Located in Perkinsville, Ind., you’ll find a party waiting to happen here, where customers bring their own fun. With sometimes up to a three-hour wait, diners know going in that they’re going to be around for awhile. And that’s all part of the charm.
The original owner, Chuck Bonge, developed and owned the restaurant from 1944 to 1989, which is how the establishment got its name. The current owner and chef, Tony Huelster, came along in 1999, and with him came loyal followers of good food. Before he knew it, customers were flocking to this tiny town to taste his creations. Thus, the tailgating began.
“It sort of just happened, this tailgating thing,” said Huelster. “Customers would come to eat, but with such a limited amount of space, we could only seat so many people. There’s nothing else to do out here, with no shops or places to visit while you wait. Since we’re first-come, first-served, people started putting in their names, then getting out their own chairs to sit in and serving up drinks to keep them occupied.”
Since then, Bonge’s has become the place to be on any given night. This 21-years-old-and-over spot has become a ritual for many, with its own unique ambiance within the confines of a wooden fence and featuring a Port-O-Let on the side. But be aware, if you’re going to go experience an evening at Bonge’s, you have to play by the rules. These include no throwing objects, like corn hole or Frisbees, no loud music, and tailgaters must stay within the confines of the parking lot.
Huelster has seen many a memorable moment out in his parking lot, and he recalls why he doesn’t allow thrown objects. “I looked outside one time and saw some guys playing with Jarts. You remember those lawn darts that are banned in this country? And then I noticed two Jaguars and a Porsche parked in the lot. I hit the door running,” he explained. Huelster had to subdue the revelers and explain why potential damage to vehicles was not a good idea.
As for other memorable moments? Huelster has seen otherwise ladylike tailgaters “relieve themselves” on the side of his pickup truck. Thus, the portable restrooms became a part of the scene during peak months. He also recalls a time when a customer drove up to the lot with a vehicle full of fire logs and large rocks. The customer then began construction on a fire pit. Needless to say, this wasn’t appropriate in a parking lot, either.
“We also went through a phase a while back when people thought they needed to drive their fully loaded RVs into the lot. Oh, and the stretch limos were big for awhile too,” he said. But the parking lot just couldn’t accommodate that many big vehicles, and it became more trouble than it was worth for the drivers.
Today’s tailgaters at Bonge’s are a diverse group. Some bring intricate seating options with impressive trays of fruit, cheeses and other hors d’oeuvres accompanied by wine and soft mood music. Others are happy to bring a bag of peanuts, a cooler full of beer, and perch on the back of their SUVs. Groups of complete strangers often meet and become best friends before the night is through.

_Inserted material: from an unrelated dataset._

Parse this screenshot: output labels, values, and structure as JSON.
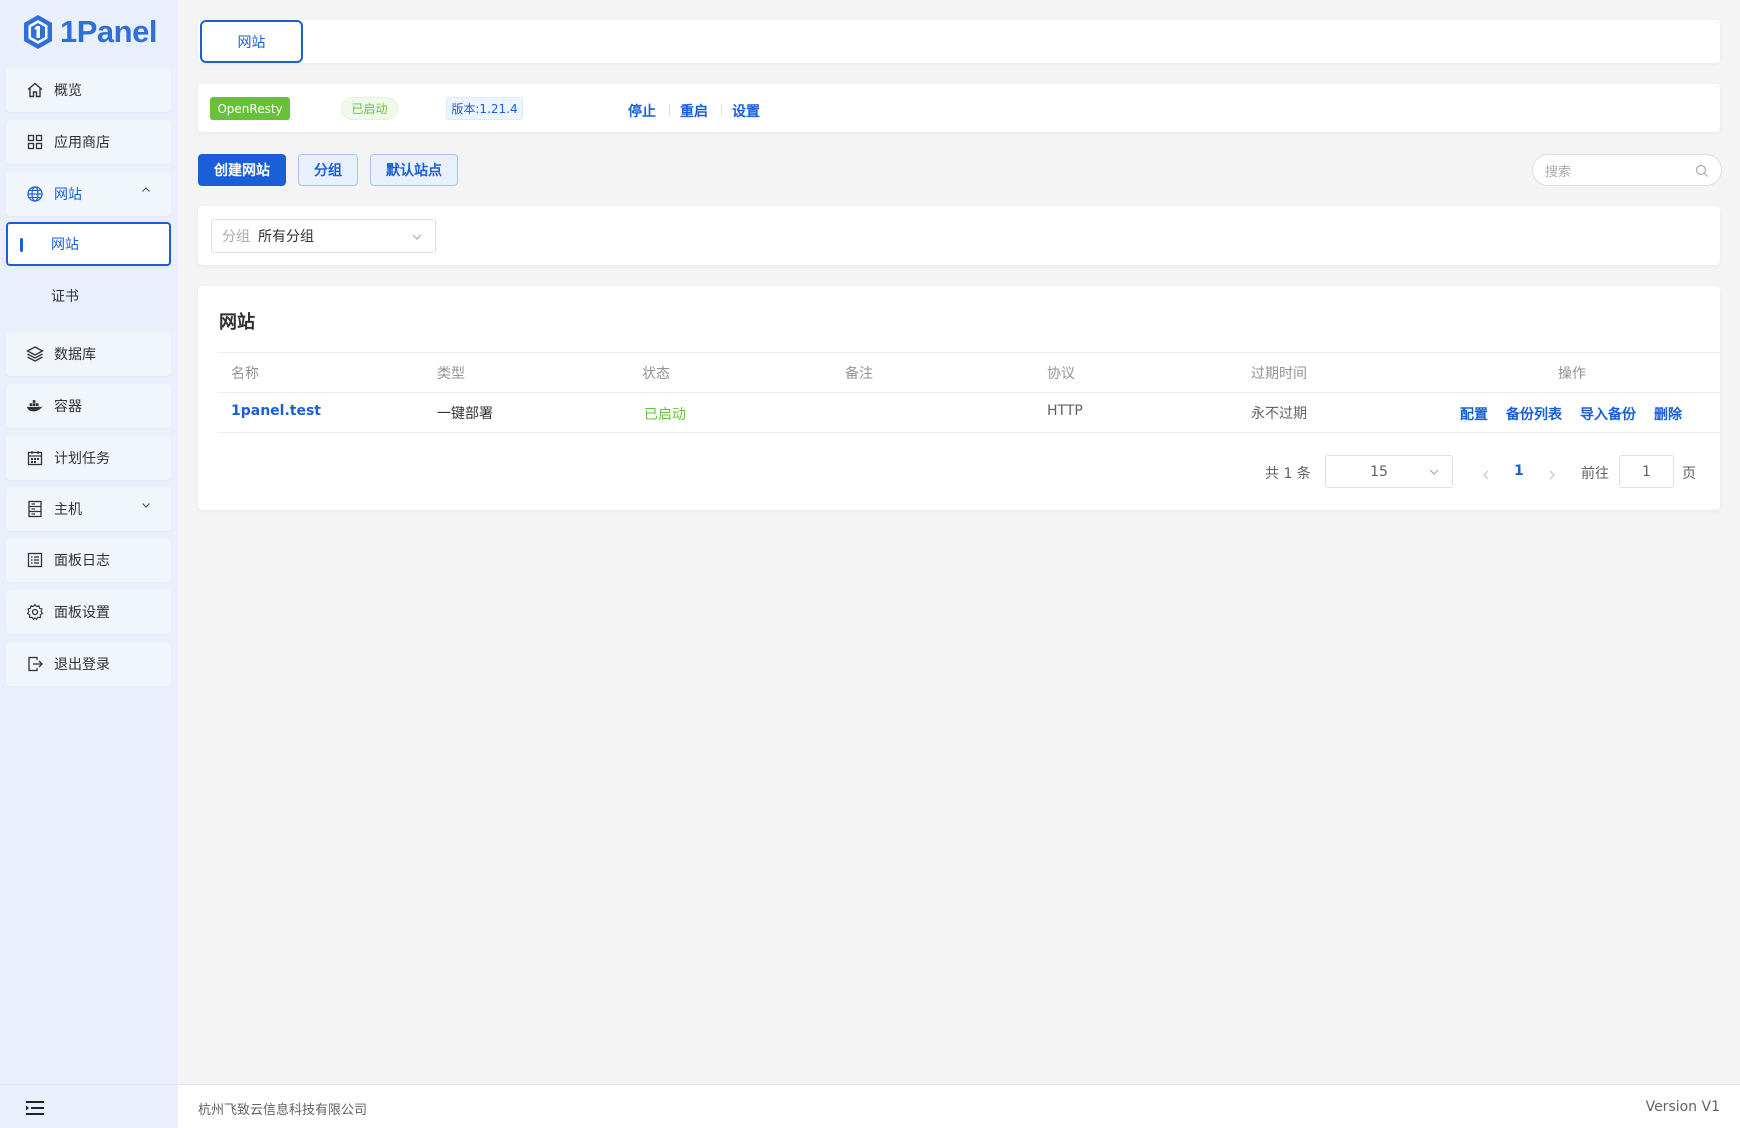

When it comes to tailgating options, Bonge’s is a great destination and provides an opportunity to enjoy a little fellowship in a unique, down-home environment. For more information, including driving directions and tailgating etiquette, visit www.bongestavern.com.
A Brief History of Tailgating
There are a few different versions of how tailgating came to be, but the one most believed has to do, of course, with football. Apparently, the first college football game in 1869, between Rutgers and Princeton universities, brought the initial marriage between food and sports. It was customary at the time for spectators to share a wild game and fish dinner before the games.
Participants would back up their trucks or station wagons and put the tailgate down in order to sit and enjoy the festivities or make food available. This pre-game ritual became known as tailgating, and the pastime has not only become synonymous with attending football games, but other sports in general, as well as with concerts and social events, bringing groups of people together.